Facebook took similar steps earlier this week, imposing a ban on ads that discourage people from getting vaccines, as well as encouraging its users to get their seasonal flu shots.

The Google-owned video site said part of the motivation for the move was the potential release of a Covid-19 vaccine somewhere down the line and a desire to have policies in place regarding misinformation if and when that does occur.

Types of content covered by the policy update include claims that the imminent vaccine will kill people or cause infertility, as well as assertations that microchips will be implanted in people who receive the shots.

Content violating these policies will be removed, and the holder of the account that posted them will be informed via email.

As with other violations of the video site’s community guidelines, first-time offenders will receive a warning, while repeat offenders will have one strike issued against their channels.

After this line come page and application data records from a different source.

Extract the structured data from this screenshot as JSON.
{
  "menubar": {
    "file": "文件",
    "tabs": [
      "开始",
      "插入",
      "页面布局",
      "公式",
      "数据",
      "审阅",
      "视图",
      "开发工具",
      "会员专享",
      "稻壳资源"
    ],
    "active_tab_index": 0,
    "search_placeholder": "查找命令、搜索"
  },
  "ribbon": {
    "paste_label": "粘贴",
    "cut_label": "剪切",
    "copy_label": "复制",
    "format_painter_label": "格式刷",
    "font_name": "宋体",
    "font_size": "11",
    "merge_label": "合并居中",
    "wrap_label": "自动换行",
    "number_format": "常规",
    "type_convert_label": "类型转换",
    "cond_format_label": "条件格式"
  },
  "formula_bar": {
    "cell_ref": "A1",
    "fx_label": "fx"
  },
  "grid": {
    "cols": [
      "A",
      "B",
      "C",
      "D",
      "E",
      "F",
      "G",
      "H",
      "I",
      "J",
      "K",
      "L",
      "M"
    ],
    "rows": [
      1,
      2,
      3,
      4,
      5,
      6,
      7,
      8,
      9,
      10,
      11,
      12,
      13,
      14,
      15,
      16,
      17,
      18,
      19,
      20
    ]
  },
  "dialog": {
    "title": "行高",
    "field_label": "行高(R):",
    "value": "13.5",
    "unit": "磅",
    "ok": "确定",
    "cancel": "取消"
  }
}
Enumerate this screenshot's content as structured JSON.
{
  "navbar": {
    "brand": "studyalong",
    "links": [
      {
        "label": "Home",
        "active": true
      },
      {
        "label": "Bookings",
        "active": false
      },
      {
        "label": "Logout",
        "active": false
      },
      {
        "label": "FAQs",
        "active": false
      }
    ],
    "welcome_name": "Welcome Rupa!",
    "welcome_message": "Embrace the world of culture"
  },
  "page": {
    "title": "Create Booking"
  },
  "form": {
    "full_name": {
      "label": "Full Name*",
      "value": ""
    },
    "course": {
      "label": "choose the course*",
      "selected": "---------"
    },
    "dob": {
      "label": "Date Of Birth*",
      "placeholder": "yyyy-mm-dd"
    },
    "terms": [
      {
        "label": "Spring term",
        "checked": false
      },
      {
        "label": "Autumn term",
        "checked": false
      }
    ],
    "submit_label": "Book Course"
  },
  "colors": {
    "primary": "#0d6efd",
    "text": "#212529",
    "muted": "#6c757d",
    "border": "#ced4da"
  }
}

Three strikes and those channels will be terminated from the platform.

General discussions in videos, such as broad concerns related to a vaccine, will not come under this policy.

YouTube said it has removed over 200,000 videos since February for dangerous or misleading Covid-19 information, for reasons including: disputing the existence or transmission of the coronavirus; discouraging viewers from seeking medical treatment; promoting medically unsubstantiated preventive methods; or explicitly disputing guidance from local health authorities or the WHO.

Information panels that appear alongside videos and searches related to the pandemic have tallied over 400 billion impressions, according to YouTube. David Cohen is editor of Adweek's Social Pro Daily.